Data entries:
▬▬▬

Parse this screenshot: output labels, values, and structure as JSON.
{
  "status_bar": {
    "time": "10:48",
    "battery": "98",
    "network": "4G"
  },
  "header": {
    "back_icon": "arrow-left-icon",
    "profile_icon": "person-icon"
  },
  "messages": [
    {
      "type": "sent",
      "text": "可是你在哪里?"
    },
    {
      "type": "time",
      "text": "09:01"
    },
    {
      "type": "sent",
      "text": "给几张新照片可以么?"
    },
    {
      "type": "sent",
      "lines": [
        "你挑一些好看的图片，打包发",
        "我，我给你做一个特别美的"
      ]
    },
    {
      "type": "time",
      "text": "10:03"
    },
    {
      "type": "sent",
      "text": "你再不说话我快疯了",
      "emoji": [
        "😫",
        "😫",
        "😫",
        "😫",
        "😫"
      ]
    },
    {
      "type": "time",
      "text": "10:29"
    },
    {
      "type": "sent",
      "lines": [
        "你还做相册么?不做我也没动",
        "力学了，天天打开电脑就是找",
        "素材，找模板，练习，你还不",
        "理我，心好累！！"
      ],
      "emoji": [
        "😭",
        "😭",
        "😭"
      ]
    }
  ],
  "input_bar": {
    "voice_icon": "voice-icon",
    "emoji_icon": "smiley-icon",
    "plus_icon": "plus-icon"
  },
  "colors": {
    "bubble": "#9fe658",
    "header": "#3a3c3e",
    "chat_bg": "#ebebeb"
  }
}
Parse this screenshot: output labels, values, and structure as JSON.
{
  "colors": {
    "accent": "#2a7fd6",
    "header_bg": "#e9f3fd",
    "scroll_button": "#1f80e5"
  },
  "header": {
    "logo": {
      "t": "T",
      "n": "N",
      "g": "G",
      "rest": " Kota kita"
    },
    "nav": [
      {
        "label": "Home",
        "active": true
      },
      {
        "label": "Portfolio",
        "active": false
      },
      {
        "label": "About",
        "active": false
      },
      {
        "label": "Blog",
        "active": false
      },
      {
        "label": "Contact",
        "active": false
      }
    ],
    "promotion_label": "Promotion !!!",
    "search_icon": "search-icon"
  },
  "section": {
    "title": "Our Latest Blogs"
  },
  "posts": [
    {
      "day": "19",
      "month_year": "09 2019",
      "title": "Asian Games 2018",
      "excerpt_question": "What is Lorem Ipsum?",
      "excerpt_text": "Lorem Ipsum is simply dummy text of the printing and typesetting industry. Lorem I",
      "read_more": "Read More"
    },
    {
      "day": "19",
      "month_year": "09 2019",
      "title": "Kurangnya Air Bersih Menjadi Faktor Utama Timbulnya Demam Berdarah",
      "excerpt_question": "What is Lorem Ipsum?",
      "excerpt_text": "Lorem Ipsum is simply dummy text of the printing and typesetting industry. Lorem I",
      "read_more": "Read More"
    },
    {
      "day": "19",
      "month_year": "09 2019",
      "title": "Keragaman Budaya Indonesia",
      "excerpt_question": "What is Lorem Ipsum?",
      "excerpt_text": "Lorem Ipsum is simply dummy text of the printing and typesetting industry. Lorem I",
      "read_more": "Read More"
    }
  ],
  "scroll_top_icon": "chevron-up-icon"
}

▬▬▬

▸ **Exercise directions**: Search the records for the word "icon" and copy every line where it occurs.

▸ **Answer space**:
    "back_icon": "arrow-left-icon",
    "profile_icon": "person-icon"
    "voice_icon": "voice-icon",
    "emoji_icon": "smiley-icon",
    "plus_icon": "plus-icon"
    "search_icon": "search-icon"
  "scroll_top_icon": "chevron-up-icon"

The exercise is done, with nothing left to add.